By many people’s standards, I suppose my children don’t have that many clothes. I certainly don’t spend a lot of money buying clothes, and we sometimes have lean seasons where we run a bit low on boy’s shorts or wish we had just a couple more girl’s short sleeved shirts.
The closet you see above is the hanging portion that contains three of our children’s shirts, sweaters, dresses and skirts (plus a few fancy dresses that hang above).
What you see is basically what we have, minus the clothes that are currently dirty or in use. There is also one small dresser (three drawers) that houses their pants and shorts, plus another dresser that holds all of their summer and winter pajamas, underwear, socks/tights and cloth diapers, and some jackets in the hall closet.
In other words, we aren’t overflowing with massive amounts of clothing, and yet we aren’t lacking by any means, either.
What brought about the issue is that despite their average/moderate wardrobes, I still find that keeping up with all of their clothes and the never-ending laundry piles is just overwhelming me (despite the improvement of having a family closet, and trying to make sure that clothes get re-worn when they aren’t really dirty).
The laundry still piles up, and piles up. (And since I first wrote this post, we’ve now added another baby–with more cloth diapers!)
This raises the question: How many clothes do kids really need? How much is too much?
Is there a point at which owning too many clothes actually becomes a liability in terms of managing the laundry and maintaining it all? If we owned less clothes per child, would my closet and I be on better terms?
I’ve been searching around trying to figure out just what is a reasonable amount of clothing for a child, and what a more minimalistic closet might look like.
Here is what I pared down to (per child):
- 7 casual outfits
- 3 dressy outfits (probably 2 casual dressy, 1 fancier)
- 3 pajamas (maybe 4-5 for the toddler)

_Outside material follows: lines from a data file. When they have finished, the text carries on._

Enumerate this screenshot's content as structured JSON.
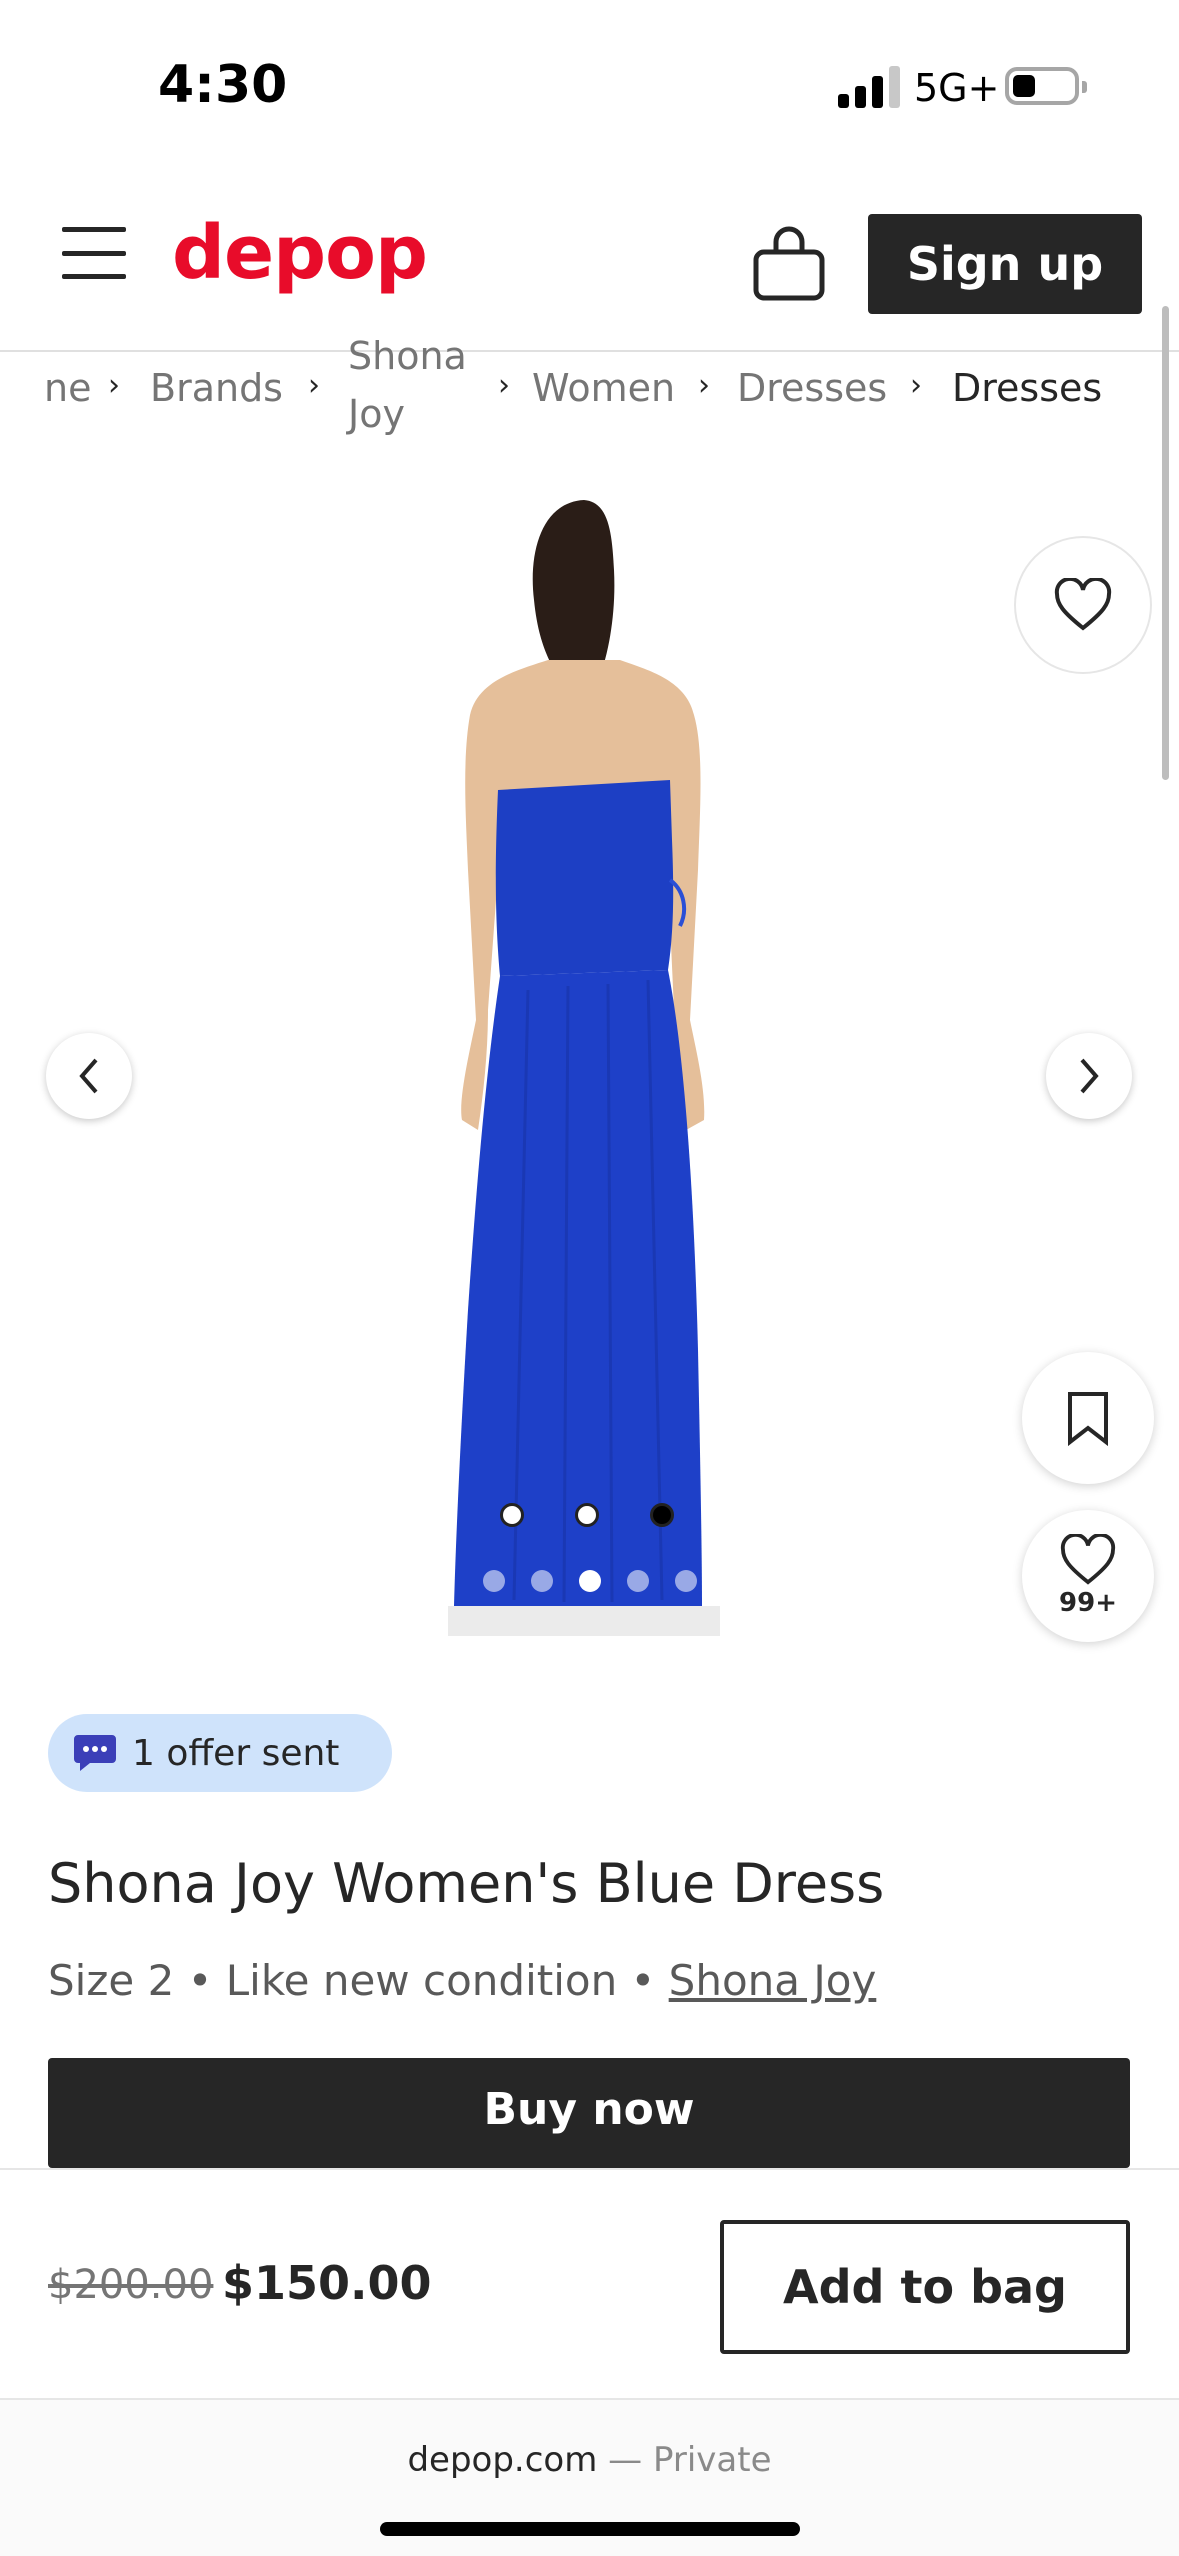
{
  "status_bar": {
    "time": "4:30",
    "network": "5G+"
  },
  "header": {
    "logo": "depop",
    "signup_label": "Sign up"
  },
  "breadcrumb": {
    "items": [
      "ne",
      "Brands",
      "Shona",
      "Joy",
      "Women",
      "Dresses",
      "Dresses"
    ]
  },
  "image_carousel": {
    "active_index": 2,
    "dot_count": 5,
    "likes_count": "99+"
  },
  "offer": {
    "label": "1 offer sent"
  },
  "product": {
    "title": "Shona Joy Women's Blue Dress",
    "meta_prefix": "Size 2 • Like new condition • ",
    "brand_link": "Shona Joy",
    "buy_label": "Buy now"
  },
  "pricing": {
    "original_price": "$200.00",
    "sale_price": "$150.00",
    "add_to_bag_label": "Add to bag"
  },
  "browser": {
    "domain": "depop.com",
    "privacy": " — Private"
  },
  "colors": {
    "brand": "#e80c2a",
    "dark": "#262626",
    "offer_bg": "#cfe3fb",
    "dress": "#1d3fc4"
  }
}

- Plus their current assortment of underwear and socks and seasonal jackets and shoes
It isn’t shockingly less than we have right now, but certainly it IS much less overall.
A one or two-month experiment
I’m not prepared to get rid of things for good quite yet. My husband easily goes along with my so-called “brilliant” (and sometimes short-lived) ideas. He only asked that I store the extra clothing away someplace that we can add it back in if we discover that my solution wasn’t really so brilliant after all (hmm, I think he knows me).
My goal is one to two months, to give this a real shot and examine the benefits (if any).
And it makes me excited–in this weird, de-cluttering, when-did-I-begin-to-have-minimalist-tendencies kind of way.
I think that I’m still definitely still processing the dire level of need and want that we saw in the Philippines. Continuing to work out what it means to practice good stewardship and frugal generosity as a Christian, and at what point we cross the line over to materialism, waste and greed. And always learning more of the benefits of simpler living, freeing up more time and resources for the things that are most important.
So, the questions remain: Will my laundry routine be reborn? Will the effort required to maintain the closet cease to make me sigh? Will I be happier with less children’s clothing, finding that we save money and that even choosing what to wear becomes simplified?
And just for fun, some links of interest that I came upon the other night while ruminating over this whole idea:
My Minimalist Wardrobe (Vlog) @ Money Saving Mom
How Many Clothes Do I Need? @ Living On a Dime
How Many Clothes Do My Kids Actually Need? @ Actual Mom
When It Comes to Clothes, How Much is TOO Much? @ Lots of Kids (one mom’s positive experience with limiting the amount of clothes her children had)
And lastly, a Yahoo! Answers discussion about how many clothes a child needs that will make you feel better about how much you own, no matter how large their wardrobe is. Read it and gasp.
How much clothing do you kids own? Just how much do you think is really “too much”? (And, Will less really be more?)
This post was originally published on August 25, 2011.